A Distortion of History
For many nineteenth-century writers, [Diarmaid MacCulloch] claimed, the Reformation simply ‘did not happen’, or if [it] did happen, ‘it happened by accident rather than design or . . . was half-hearted and sought a middle way between Catholicism and Protestantism’.
While this is about as gross a distortion of history as it is possible to make. . .
Such a myth lies behind the grandiose claim of some nineteenth-century figures who viewed Anglicanism as the English branch of the Church Catholic alongside—and perhaps even superior to—Roman Catholicism and Orthodoxy and quite distinct from the heresies of Continental Protestantism. While this is about as gross a distortion of history as it is possible to make, it was deeply influential on the perception and identity of Anglicanism, not least in its approach to theology, as well as in the closely related fields of liturgy and architecture.
Mark D. Chapman, Anglican Theology, 2, quoted in Michael Jensen, Reformation Anglican Worship, 95
More in Paramount Blog
October 14, 2021Two Radically Different Views of Salvation
October 14, 2021Nowell's Catechism on the Chief Parts of the Word of God

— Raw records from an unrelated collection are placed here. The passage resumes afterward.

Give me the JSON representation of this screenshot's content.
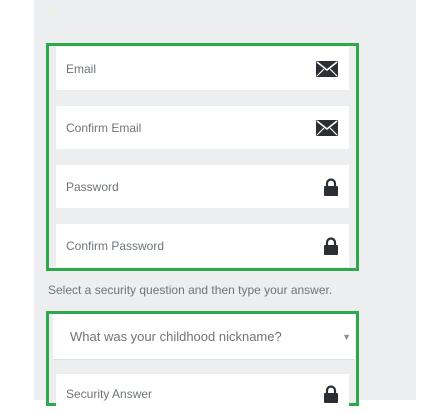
{
  "form": {
    "account_fields": [
      {
        "placeholder": "Email",
        "icon": "envelope-icon"
      },
      {
        "placeholder": "Confirm Email",
        "icon": "envelope-icon"
      },
      {
        "placeholder": "Password",
        "icon": "lock-icon"
      },
      {
        "placeholder": "Confirm Password",
        "icon": "lock-icon"
      }
    ],
    "security_hint": "Select a security question and then type your answer.",
    "security_question": {
      "selected": "What was your childhood nickname?",
      "caret": "▼"
    },
    "security_answer": {
      "placeholder": "Security Answer",
      "icon": "lock-icon"
    }
  },
  "colors": {
    "highlight_border": "#2ea84a",
    "panel_bg": "#eceeef",
    "field_bg": "#ffffff",
    "text_muted": "#6e7479",
    "icon": "#2b2f33"
  }
}
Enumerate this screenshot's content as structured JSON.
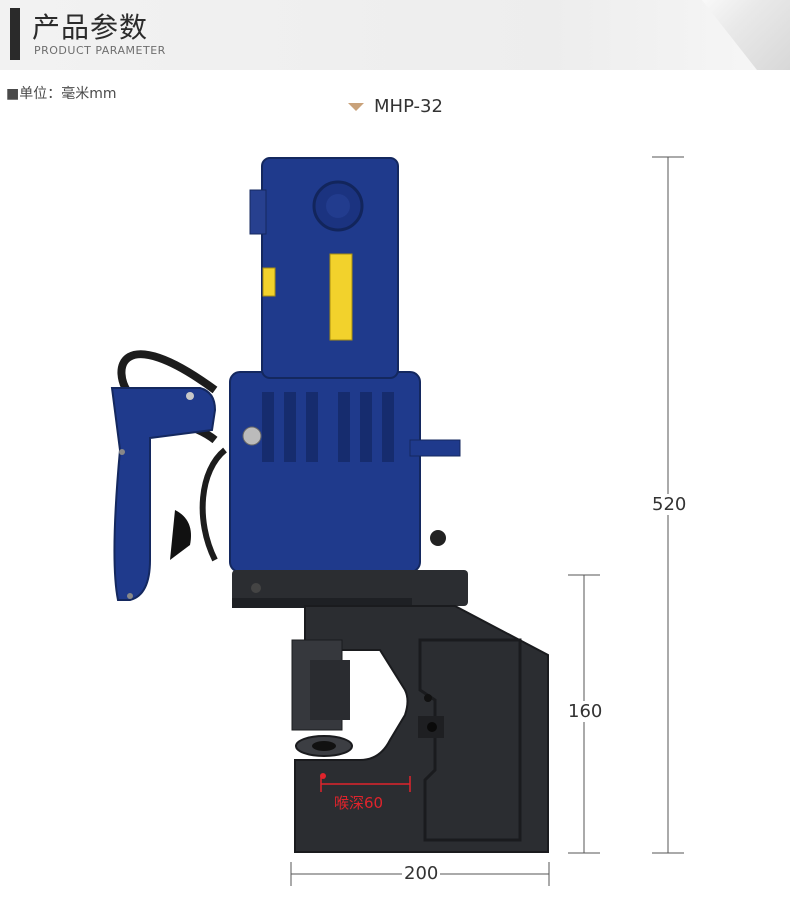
{
  "header": {
    "title": "产品参数",
    "subtitle": "PRODUCT PARAMETER"
  },
  "unit_note": "■单位：毫米mm",
  "model": {
    "name": "MHP-32"
  },
  "dimensions": {
    "height_total": "520",
    "height_frame": "160",
    "width_frame": "200",
    "throat_label": "喉深60"
  },
  "colors": {
    "motor_blue": "#1f3a8c",
    "frame_black": "#2b2d31",
    "warning_yellow": "#f2d22c",
    "throat_red": "#e0242c",
    "marker_tan": "#c9a27a"
  }
}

October 13, 2021The Marks of the Church Point to the Gospel